- Theory of Experience
- Online media learning
- Birth of intentions
- Event-in-the-making*
- Post-constructivist ethics
- Pregnance of bodily movement
- Health—personalized science
- Sociocultural perspectives
- Lectures then and now
- Situated cognition
- "I am a Pibidiana"
- Translation—the possible impossible
- Societal mediation of mathematical cognition
- Origin of signs
- Development of concepts
- ZPD symmetrically

making trouble

- What more?
- More reflexivity
- «Mosh»
- Science hegemony
- On editing . . .
- Ethics as social practice
- Political ethics, unethical politics
- Vagaries and politics of funding 1
- Vagaries and politics of funding 2
- Editorial power/authorial suffering

preprints

- Radical passivity
- On responsibility . . .
- Identity & Community
- Mêlée & literacy
- ZPD
- Dynamic of life
- Solidarity
- Education and diversity of life
- Living/Lived Math
- Representing mathematical performance
- Indeterminate evolutionary change of language
- Psychology from 1st principles

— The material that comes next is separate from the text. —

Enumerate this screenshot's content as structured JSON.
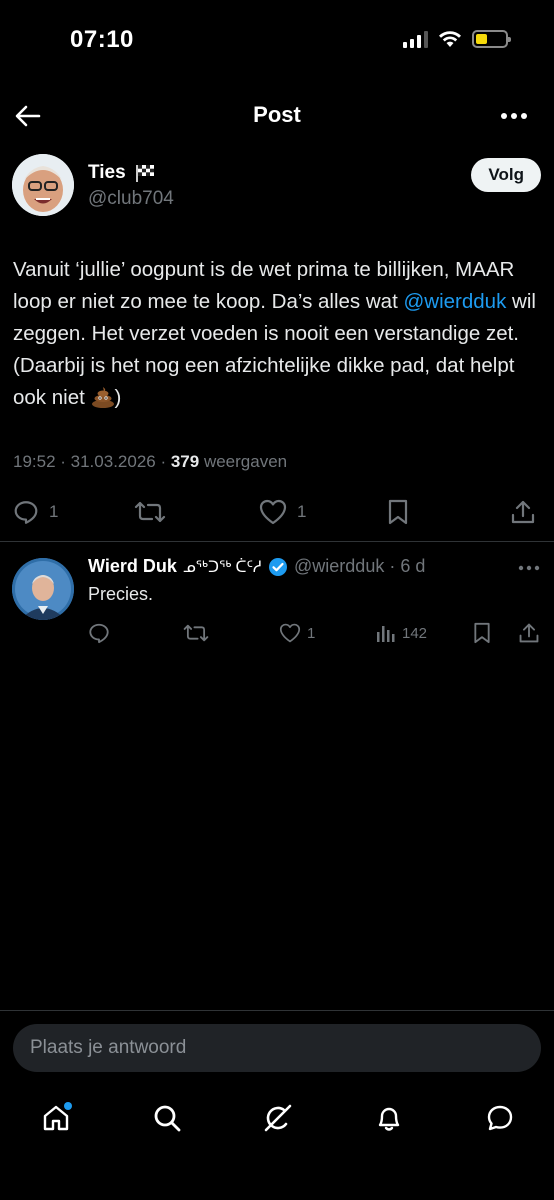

Science studies
- Struggle over water 2
- Struggle over water 1
- Science and the good citizen
Scientific literacy
- Allgemeinbildung: Readiness for living in risk society
- Citizenship and science education
Gesture studies
- Gestures: The leading edge of literacy...
Workplace math
- The meaning of meaning...
- The emergence of graphing...